Building a Large Prony Brake

Determining Capacity and Putting it to the Test

| March/April 2003

Part Two of a Two Part Series

When I decided to build a large Prony brake, it had to be big enough to test most steam traction engines. To estimate the capacity of my machine, I went back and looked at information I collected when I wrote 'The Design, Construction and Use of a Small Prony Brake' for the July 2000 issue of Gas Engine Magazine. In that article I listed the specifications for 18 brakes I found in old textbooks. Two of the brakes in that list were comparable to the brake I was building. The data on those two brakes, along with the corresponding data from my brake, are shown below.

Determining the Capacity of My Prony Brake

Basing my conclusions on the information above, I determined the drum of my brake might have a capacity of 100 HP at 275 rpm. My revolutions-per-minute figure in the table above was calculated using the diameters of the flywheels and the revolutions-per-minute listed in reprints of old steam engine catalogs. Knowing the diameter of the pulley on my brake, which is 40 inches, I was able to determine that the speed of the brake drum would range from 225 to 275 rpm, depending on the speed of the engine and the size of its flywheel.

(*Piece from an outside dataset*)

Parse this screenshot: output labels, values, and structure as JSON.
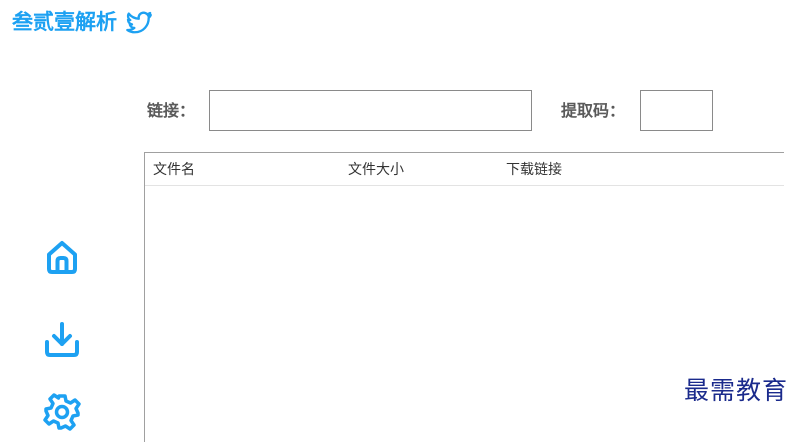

The capacity of my brake may be limited to a lower value because of the width of the drive pulley. The pulley is 9-1/2 inches wide, and a wider belt may be required to transmit higher horsepower outputs. I have yet to make this determination.

I also checked to see how fast the brake would turn belted up to an old gas tractor, such as a Rumely OilPull, and I was surprised to see that the belt speeds on these machines are greater than on traction engines. For example, a 25-45 OilPull will turn my brake at 338 rpm, which is too fast for the pulley I am using.

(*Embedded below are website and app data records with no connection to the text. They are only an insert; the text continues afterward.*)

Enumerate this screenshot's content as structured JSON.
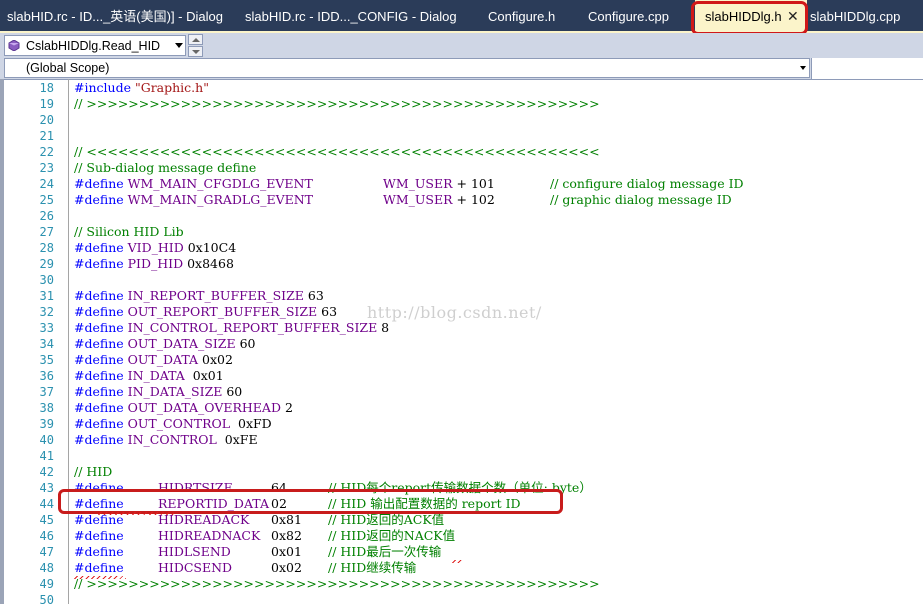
{
  "tabs": [
    {
      "label": "slabHID.rc - ID..._英语(美国)] - Dialog",
      "active": false
    },
    {
      "label": "slabHID.rc - IDD..._CONFIG - Dialog",
      "active": false
    },
    {
      "label": "Configure.h",
      "active": false
    },
    {
      "label": "Configure.cpp",
      "active": false
    },
    {
      "label": "slabHIDDlg.h",
      "active": true
    },
    {
      "label": "slabHIDDlg.cpp",
      "active": false
    }
  ],
  "tab_close_glyph": "✕",
  "nav": {
    "member_combo": "CslabHIDDlg.Read_HID",
    "scope_combo": "(Global Scope)"
  },
  "watermark": "http://blog.csdn.net/",
  "colors": {
    "keyword": "#0000ff",
    "macro": "#6f008a",
    "comment": "#008000",
    "string": "#a31515",
    "line_number": "#2b91af",
    "tabstrip": "#2b3c59",
    "active_tab": "#fbf4ca",
    "highlight_box": "#d01818"
  },
  "code_lines": [
    {
      "n": "18",
      "segs": [
        {
          "t": "#include ",
          "c": "kw"
        },
        {
          "t": "\"Graphic.h\"",
          "c": "str"
        }
      ]
    },
    {
      "n": "19",
      "segs": [
        {
          "t": "// >>>>>>>>>>>>>>>>>>>>>>>>>>>>>>>>>>>>>>>>>>>>>>>>>",
          "c": "cm"
        }
      ]
    },
    {
      "n": "20",
      "segs": []
    },
    {
      "n": "21",
      "segs": []
    },
    {
      "n": "22",
      "segs": [
        {
          "t": "// <<<<<<<<<<<<<<<<<<<<<<<<<<<<<<<<<<<<<<<<<<<<<<<<<",
          "c": "cm"
        }
      ]
    },
    {
      "n": "23",
      "segs": [
        {
          "t": "// Sub-dialog message define",
          "c": "cm"
        }
      ]
    },
    {
      "n": "24",
      "segs": [
        {
          "t": "#define ",
          "c": "kw"
        },
        {
          "t": "WM_MAIN_CFGDLG_EVENT",
          "c": "mac"
        },
        {
          "t": "WM_USER",
          "c": "mac",
          "at": 309
        },
        {
          "t": " + 101",
          "c": ""
        },
        {
          "t": "// configure dialog message ID",
          "c": "cm",
          "at": 476
        }
      ]
    },
    {
      "n": "25",
      "segs": [
        {
          "t": "#define ",
          "c": "kw"
        },
        {
          "t": "WM_MAIN_GRADLG_EVENT",
          "c": "mac"
        },
        {
          "t": "WM_USER",
          "c": "mac",
          "at": 309
        },
        {
          "t": " + 102",
          "c": ""
        },
        {
          "t": "// graphic dialog message ID",
          "c": "cm",
          "at": 476
        }
      ]
    },
    {
      "n": "26",
      "segs": []
    },
    {
      "n": "27",
      "segs": [
        {
          "t": "// Silicon HID Lib",
          "c": "cm"
        }
      ]
    },
    {
      "n": "28",
      "segs": [
        {
          "t": "#define ",
          "c": "kw"
        },
        {
          "t": "VID_HID",
          "c": "mac"
        },
        {
          "t": " 0x10C4",
          "c": ""
        }
      ]
    },
    {
      "n": "29",
      "segs": [
        {
          "t": "#define ",
          "c": "kw"
        },
        {
          "t": "PID_HID",
          "c": "mac"
        },
        {
          "t": " 0x8468",
          "c": ""
        }
      ]
    },
    {
      "n": "30",
      "segs": []
    },
    {
      "n": "31",
      "segs": [
        {
          "t": "#define ",
          "c": "kw"
        },
        {
          "t": "IN_REPORT_BUFFER_SIZE",
          "c": "mac"
        },
        {
          "t": " 63",
          "c": ""
        }
      ]
    },
    {
      "n": "32",
      "segs": [
        {
          "t": "#define ",
          "c": "kw"
        },
        {
          "t": "OUT_REPORT_BUFFER_SIZE",
          "c": "mac"
        },
        {
          "t": " 63",
          "c": ""
        }
      ]
    },
    {
      "n": "33",
      "segs": [
        {
          "t": "#define ",
          "c": "kw"
        },
        {
          "t": "IN_CONTROL_REPORT_BUFFER_SIZE",
          "c": "mac"
        },
        {
          "t": " 8",
          "c": ""
        }
      ]
    },
    {
      "n": "34",
      "segs": [
        {
          "t": "#define ",
          "c": "kw"
        },
        {
          "t": "OUT_DATA_SIZE",
          "c": "mac"
        },
        {
          "t": " 60",
          "c": ""
        }
      ]
    },
    {
      "n": "35",
      "segs": [
        {
          "t": "#define ",
          "c": "kw"
        },
        {
          "t": "OUT_DATA",
          "c": "mac"
        },
        {
          "t": " 0x02",
          "c": ""
        }
      ]
    },
    {
      "n": "36",
      "segs": [
        {
          "t": "#define ",
          "c": "kw"
        },
        {
          "t": "IN_DATA",
          "c": "mac"
        },
        {
          "t": "  0x01",
          "c": ""
        }
      ]
    },
    {
      "n": "37",
      "segs": [
        {
          "t": "#define ",
          "c": "kw"
        },
        {
          "t": "IN_DATA_SIZE",
          "c": "mac"
        },
        {
          "t": " 60",
          "c": ""
        }
      ]
    },
    {
      "n": "38",
      "segs": [
        {
          "t": "#define ",
          "c": "kw"
        },
        {
          "t": "OUT_DATA_OVERHEAD",
          "c": "mac"
        },
        {
          "t": " 2",
          "c": ""
        }
      ]
    },
    {
      "n": "39",
      "segs": [
        {
          "t": "#define ",
          "c": "kw"
        },
        {
          "t": "OUT_CONTROL",
          "c": "mac"
        },
        {
          "t": "  0xFD",
          "c": ""
        }
      ]
    },
    {
      "n": "40",
      "segs": [
        {
          "t": "#define ",
          "c": "kw"
        },
        {
          "t": "IN_CONTROL",
          "c": "mac"
        },
        {
          "t": "  0xFE",
          "c": ""
        }
      ]
    },
    {
      "n": "41",
      "segs": []
    },
    {
      "n": "42",
      "segs": [
        {
          "t": "// HID",
          "c": "cm"
        }
      ]
    },
    {
      "n": "43",
      "segs": [
        {
          "t": "#define",
          "c": "kw"
        },
        {
          "t": "HIDRTSIZE",
          "c": "mac",
          "at": 84
        },
        {
          "t": "64",
          "c": "",
          "at": 197
        },
        {
          "t": "// HID每个report传输数据个数（单位: byte）",
          "c": "cm",
          "at": 254
        }
      ]
    },
    {
      "n": "44",
      "segs": [
        {
          "t": "#define",
          "c": "kw"
        },
        {
          "t": "REPORTID_DATA",
          "c": "mac",
          "at": 84
        },
        {
          "t": "02",
          "c": "",
          "at": 197
        },
        {
          "t": "// HID 输出配置数据的 report ID",
          "c": "cm",
          "at": 254
        }
      ]
    },
    {
      "n": "45",
      "segs": [
        {
          "t": "#define",
          "c": "kw"
        },
        {
          "t": "HIDREADACK",
          "c": "mac",
          "at": 84
        },
        {
          "t": "0x81",
          "c": "",
          "at": 197
        },
        {
          "t": "// HID返回的ACK值",
          "c": "cm",
          "at": 254
        }
      ]
    },
    {
      "n": "46",
      "segs": [
        {
          "t": "#define",
          "c": "kw"
        },
        {
          "t": "HIDREADNACK",
          "c": "mac",
          "at": 84
        },
        {
          "t": "0x82",
          "c": "",
          "at": 197
        },
        {
          "t": "// HID返回的NACK值",
          "c": "cm",
          "at": 254
        }
      ]
    },
    {
      "n": "47",
      "segs": [
        {
          "t": "#define",
          "c": "kw"
        },
        {
          "t": "HIDLSEND",
          "c": "mac",
          "at": 84
        },
        {
          "t": "0x01",
          "c": "",
          "at": 197
        },
        {
          "t": "// HID最后一次传输",
          "c": "cm",
          "at": 254
        }
      ]
    },
    {
      "n": "48",
      "segs": [
        {
          "t": "#define",
          "c": "kw"
        },
        {
          "t": "HIDCSEND",
          "c": "mac",
          "at": 84
        },
        {
          "t": "0x02",
          "c": "",
          "at": 197
        },
        {
          "t": "// HID继续传输",
          "c": "cm",
          "at": 254
        }
      ]
    },
    {
      "n": "49",
      "segs": [
        {
          "t": "// >>>>>>>>>>>>>>>>>>>>>>>>>>>>>>>>>>>>>>>>>>>>>>>>>",
          "c": "cm"
        }
      ]
    },
    {
      "n": "50",
      "segs": []
    }
  ]
}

Determining the Maximum Safe Speed of the Pulley

To determine whether or not my 40-inch drive pulley can be safely operated at 275 rpm, I referred to F.A. Halsey's 1916 Handbook for Machine Designers and Shop Men. According to Halsey's formula, a 40-inch diameter cast iron pulley can be expected to burst at a rim velocity of 193.1 feet-per-second. This would occur at a speed of 1,106 rpm. At 275 rpm the rim velocity of my pulley should be only 48 feet per second. Thus, at this speed I have a safety factor of 4 on speed. Halsey reports that in 1916 The Fidelity and Casualty Company would accept for insurance wheels with a safety factor on speed as low as 2.24. Based on my determinations using Halsey's figures, I will not operate my brake at any speed over 300 rpm. At this speed the rim velocity will be 52.3 feet-per-second and the safety factor on speed will be 3.7. According to Halsey, The Fidelity and Casualty Company guidelines would have allowed my pulley to run at a maximum speed of 494 rpm.